Only the lines with "joined" in the entries below belong in the answer; please copy them.

** RECORD SET follows **

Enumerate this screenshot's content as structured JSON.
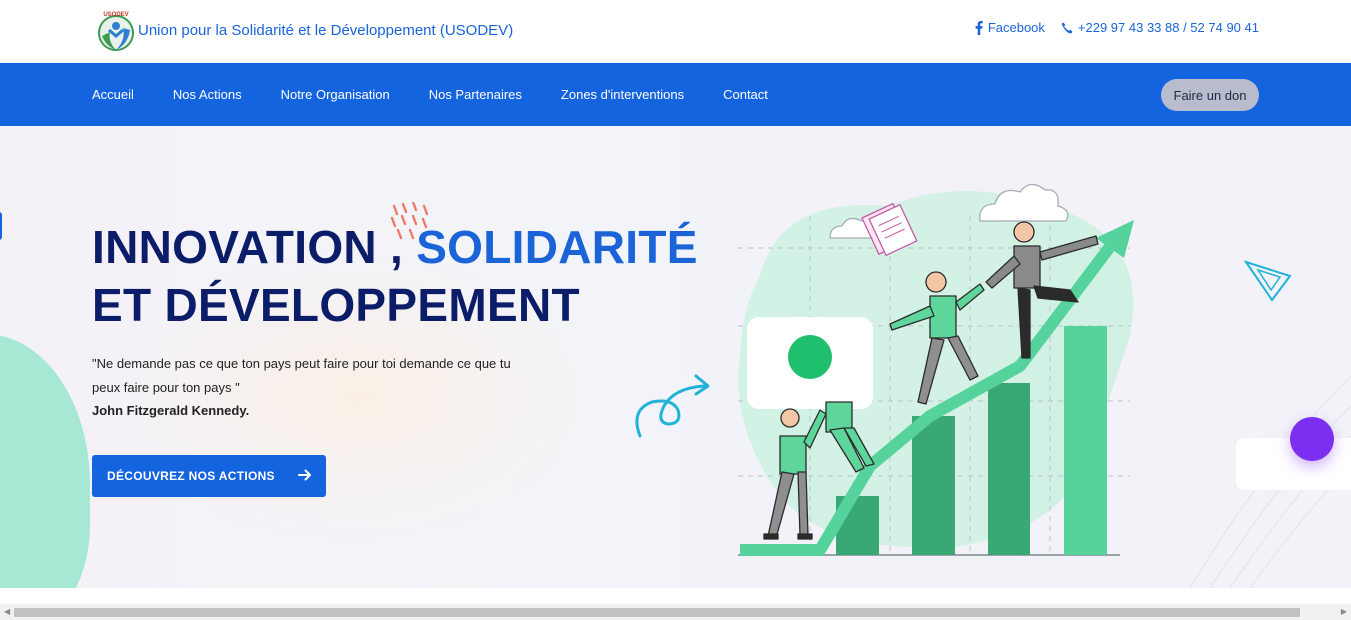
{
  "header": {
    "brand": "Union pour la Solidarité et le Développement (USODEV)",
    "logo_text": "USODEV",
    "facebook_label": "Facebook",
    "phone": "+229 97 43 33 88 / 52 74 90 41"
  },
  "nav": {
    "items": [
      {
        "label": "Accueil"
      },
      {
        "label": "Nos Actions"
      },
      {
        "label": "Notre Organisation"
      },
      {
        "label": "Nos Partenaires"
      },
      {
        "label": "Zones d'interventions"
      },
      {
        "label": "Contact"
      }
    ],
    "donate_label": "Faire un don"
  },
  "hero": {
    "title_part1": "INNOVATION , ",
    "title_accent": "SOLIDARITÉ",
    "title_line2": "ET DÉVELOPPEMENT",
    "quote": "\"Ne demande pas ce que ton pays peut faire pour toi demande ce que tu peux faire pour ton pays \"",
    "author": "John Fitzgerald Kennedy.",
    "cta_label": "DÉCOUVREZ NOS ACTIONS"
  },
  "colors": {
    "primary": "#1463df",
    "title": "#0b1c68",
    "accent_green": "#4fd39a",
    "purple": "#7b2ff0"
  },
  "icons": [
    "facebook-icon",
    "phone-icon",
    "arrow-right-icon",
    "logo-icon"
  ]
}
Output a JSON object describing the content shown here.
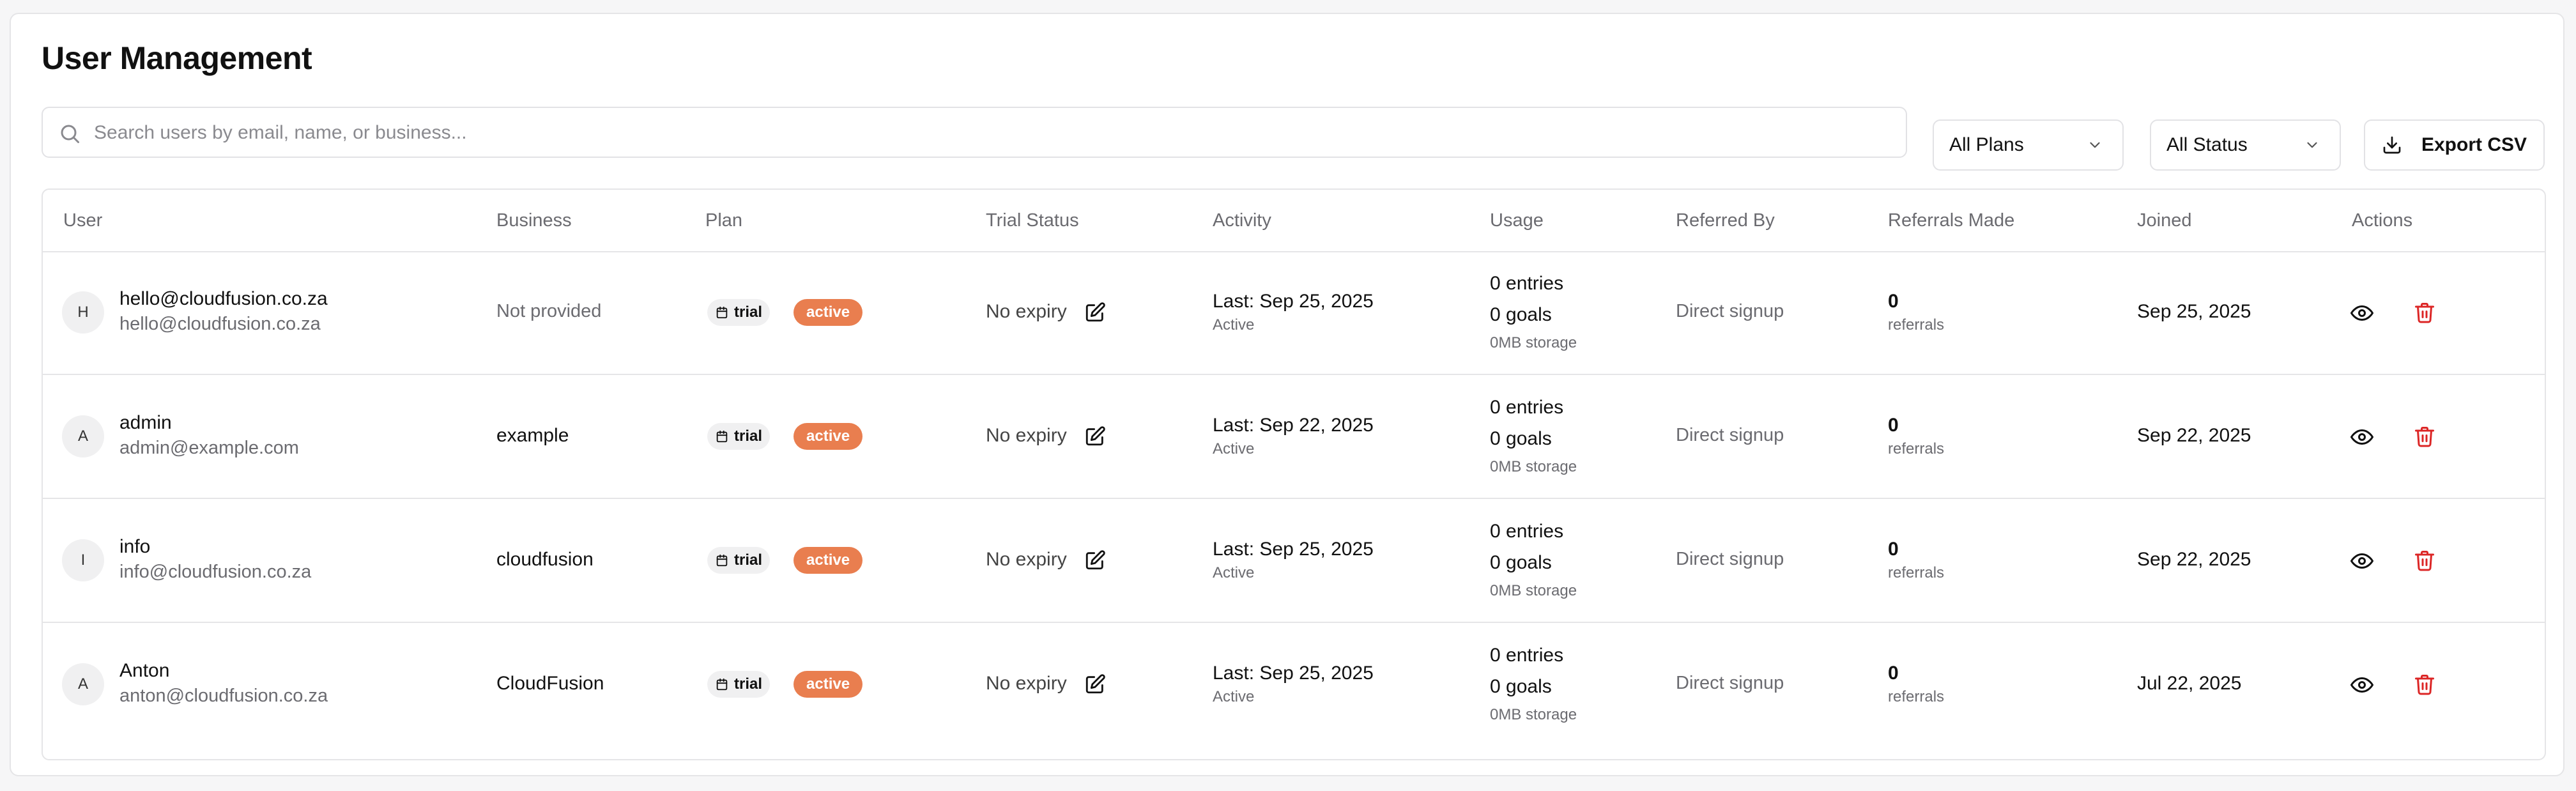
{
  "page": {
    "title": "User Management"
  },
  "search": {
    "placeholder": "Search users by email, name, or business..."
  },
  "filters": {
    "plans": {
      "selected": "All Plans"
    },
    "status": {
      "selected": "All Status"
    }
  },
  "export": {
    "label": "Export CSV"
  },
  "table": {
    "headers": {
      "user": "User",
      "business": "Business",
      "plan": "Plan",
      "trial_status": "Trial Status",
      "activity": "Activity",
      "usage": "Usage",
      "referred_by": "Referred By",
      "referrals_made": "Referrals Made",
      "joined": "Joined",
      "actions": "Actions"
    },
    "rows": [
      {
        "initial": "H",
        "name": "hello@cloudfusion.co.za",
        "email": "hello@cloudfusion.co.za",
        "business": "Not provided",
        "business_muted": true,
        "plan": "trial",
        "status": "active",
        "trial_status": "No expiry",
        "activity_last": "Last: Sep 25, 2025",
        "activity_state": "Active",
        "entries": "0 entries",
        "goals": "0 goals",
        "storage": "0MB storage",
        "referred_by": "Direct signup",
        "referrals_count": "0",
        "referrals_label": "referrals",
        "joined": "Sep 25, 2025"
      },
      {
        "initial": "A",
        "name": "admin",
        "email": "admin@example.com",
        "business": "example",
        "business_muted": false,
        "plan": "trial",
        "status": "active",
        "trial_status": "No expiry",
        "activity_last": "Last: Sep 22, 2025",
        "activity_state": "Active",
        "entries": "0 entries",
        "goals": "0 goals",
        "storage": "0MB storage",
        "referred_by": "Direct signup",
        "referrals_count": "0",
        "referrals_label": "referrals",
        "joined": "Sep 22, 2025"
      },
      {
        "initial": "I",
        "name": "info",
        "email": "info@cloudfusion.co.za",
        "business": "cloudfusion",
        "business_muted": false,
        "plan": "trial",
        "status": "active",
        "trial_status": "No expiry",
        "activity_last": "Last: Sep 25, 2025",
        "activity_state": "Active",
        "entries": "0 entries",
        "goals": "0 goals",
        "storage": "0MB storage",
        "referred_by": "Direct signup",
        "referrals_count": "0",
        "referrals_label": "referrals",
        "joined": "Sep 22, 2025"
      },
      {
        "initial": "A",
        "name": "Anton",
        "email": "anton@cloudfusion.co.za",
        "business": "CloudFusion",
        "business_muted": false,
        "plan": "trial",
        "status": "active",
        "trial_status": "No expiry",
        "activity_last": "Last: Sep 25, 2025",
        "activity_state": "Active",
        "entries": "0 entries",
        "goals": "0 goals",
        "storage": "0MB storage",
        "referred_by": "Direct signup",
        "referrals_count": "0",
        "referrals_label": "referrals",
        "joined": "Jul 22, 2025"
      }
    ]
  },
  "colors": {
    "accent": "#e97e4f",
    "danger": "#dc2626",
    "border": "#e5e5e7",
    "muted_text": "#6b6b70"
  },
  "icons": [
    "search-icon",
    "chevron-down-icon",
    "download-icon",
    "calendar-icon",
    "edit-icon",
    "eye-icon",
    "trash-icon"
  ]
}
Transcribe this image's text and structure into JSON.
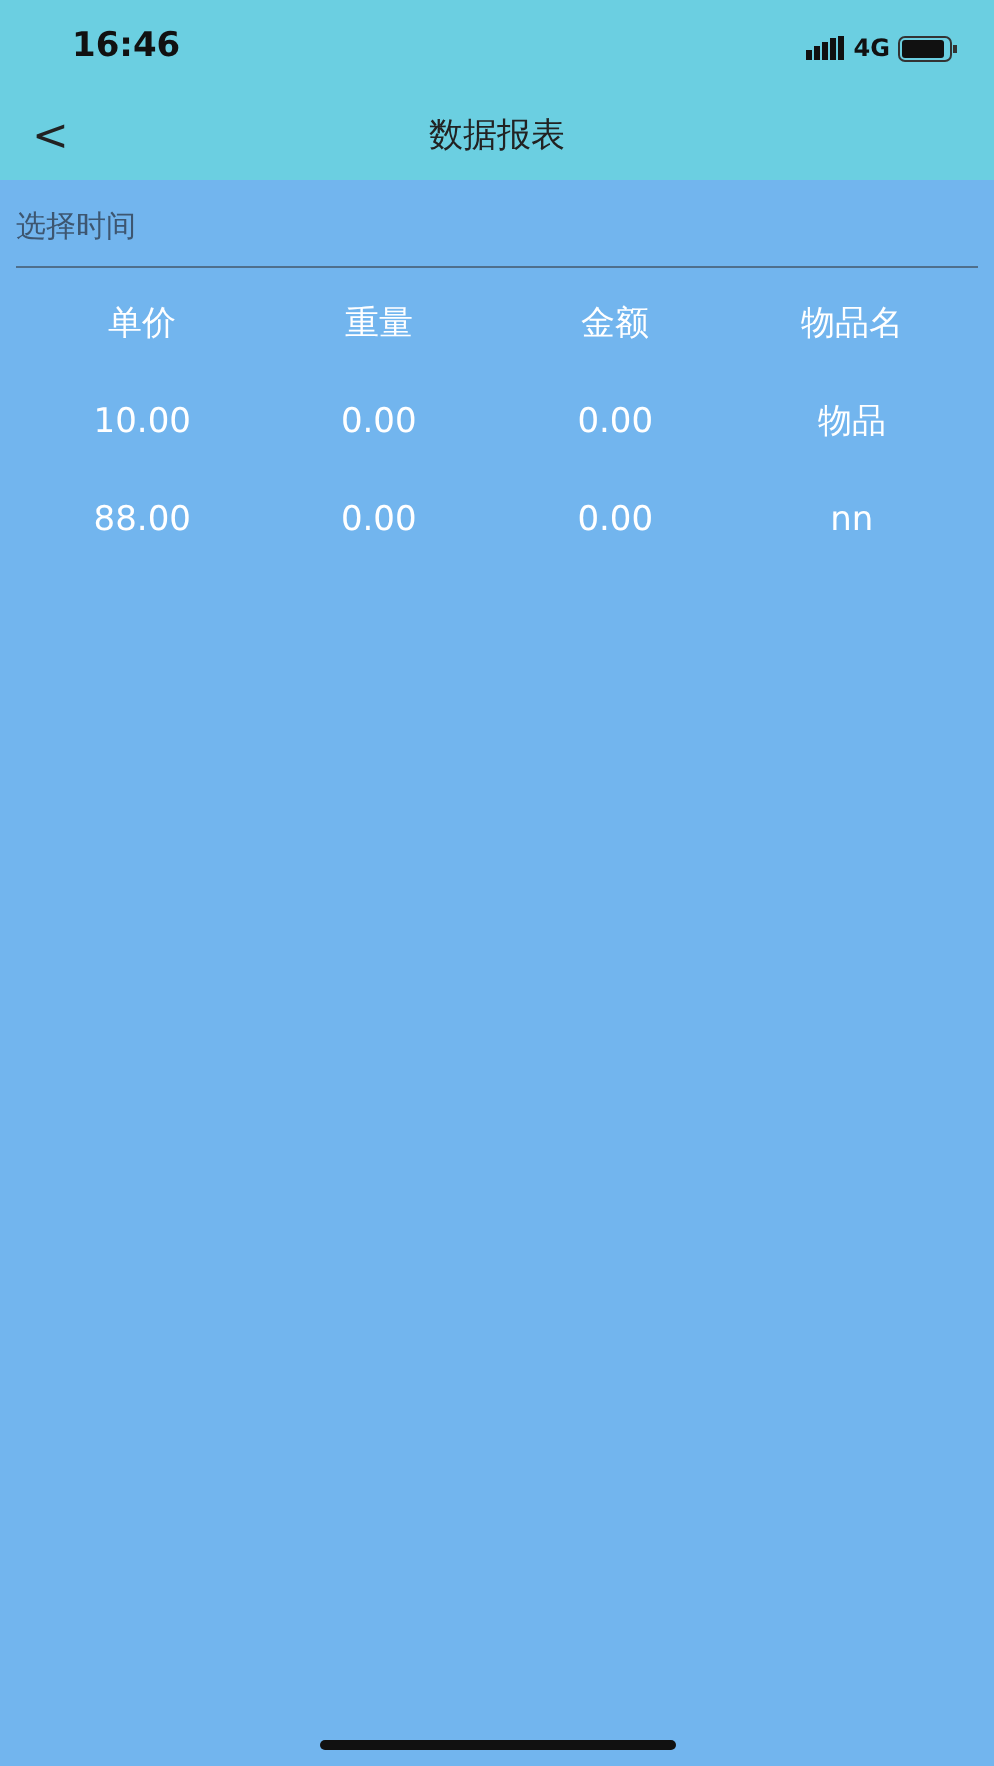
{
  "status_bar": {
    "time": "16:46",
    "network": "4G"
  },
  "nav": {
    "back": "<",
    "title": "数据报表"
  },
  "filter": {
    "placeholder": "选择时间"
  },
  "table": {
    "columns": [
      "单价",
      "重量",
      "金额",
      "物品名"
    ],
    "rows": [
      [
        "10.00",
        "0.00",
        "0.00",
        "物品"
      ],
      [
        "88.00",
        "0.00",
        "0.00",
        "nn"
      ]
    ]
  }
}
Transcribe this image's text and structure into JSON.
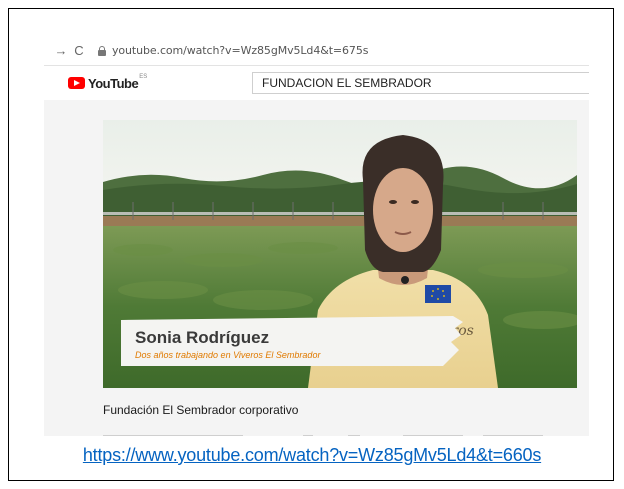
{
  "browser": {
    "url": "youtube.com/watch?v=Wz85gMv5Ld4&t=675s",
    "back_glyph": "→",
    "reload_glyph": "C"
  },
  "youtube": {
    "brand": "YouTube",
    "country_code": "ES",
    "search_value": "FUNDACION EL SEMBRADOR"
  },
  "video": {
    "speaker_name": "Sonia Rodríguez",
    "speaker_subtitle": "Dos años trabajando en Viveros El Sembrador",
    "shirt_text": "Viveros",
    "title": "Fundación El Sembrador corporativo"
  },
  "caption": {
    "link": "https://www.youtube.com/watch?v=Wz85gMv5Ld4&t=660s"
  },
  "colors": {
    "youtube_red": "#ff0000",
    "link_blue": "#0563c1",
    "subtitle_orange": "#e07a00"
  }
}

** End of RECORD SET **

### WRITTEN REPLY
      "joined": "Joined",
        "joined": "Sep 25, 2025"
        "joined": "Sep 22, 2025"
        "joined": "Sep 22, 2025"
        "joined": "Jul 22, 2025"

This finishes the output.